WORK REQUIRED — Below are some entries. Work out how many of their lines hold the word "text", and write that number alone.

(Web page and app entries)
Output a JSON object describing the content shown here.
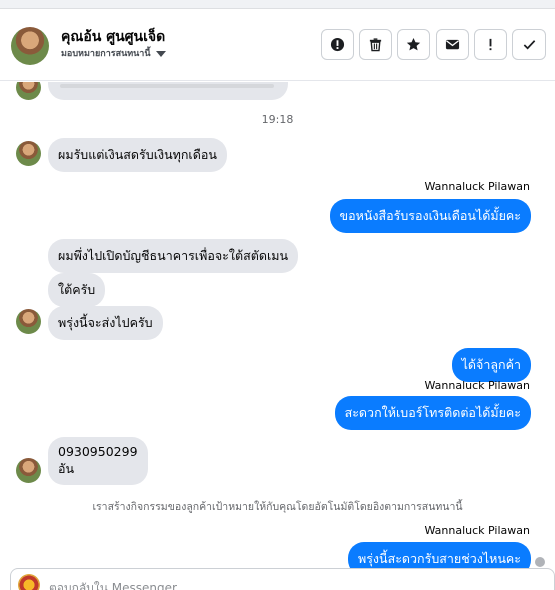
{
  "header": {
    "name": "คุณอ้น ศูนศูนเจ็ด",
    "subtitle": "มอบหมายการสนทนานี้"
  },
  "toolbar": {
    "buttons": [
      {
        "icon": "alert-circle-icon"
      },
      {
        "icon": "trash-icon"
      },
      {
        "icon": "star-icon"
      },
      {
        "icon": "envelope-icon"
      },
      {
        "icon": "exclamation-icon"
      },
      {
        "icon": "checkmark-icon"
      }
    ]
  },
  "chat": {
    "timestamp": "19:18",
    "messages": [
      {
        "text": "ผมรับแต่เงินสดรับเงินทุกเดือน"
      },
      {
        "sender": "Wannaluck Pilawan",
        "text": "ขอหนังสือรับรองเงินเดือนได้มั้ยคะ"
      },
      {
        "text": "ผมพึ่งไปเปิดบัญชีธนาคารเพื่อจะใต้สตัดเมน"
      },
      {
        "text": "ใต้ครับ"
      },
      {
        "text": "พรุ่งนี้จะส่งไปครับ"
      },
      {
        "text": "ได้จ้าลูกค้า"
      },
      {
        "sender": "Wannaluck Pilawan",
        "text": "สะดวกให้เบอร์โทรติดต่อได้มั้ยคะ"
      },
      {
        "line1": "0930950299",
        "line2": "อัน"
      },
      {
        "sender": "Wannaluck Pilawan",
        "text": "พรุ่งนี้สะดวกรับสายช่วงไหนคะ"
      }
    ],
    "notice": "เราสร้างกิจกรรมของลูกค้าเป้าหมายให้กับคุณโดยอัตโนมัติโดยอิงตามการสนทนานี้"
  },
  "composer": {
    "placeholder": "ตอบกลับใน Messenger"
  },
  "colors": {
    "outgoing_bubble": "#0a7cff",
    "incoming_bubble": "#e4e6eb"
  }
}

ANSWER SECTION — 8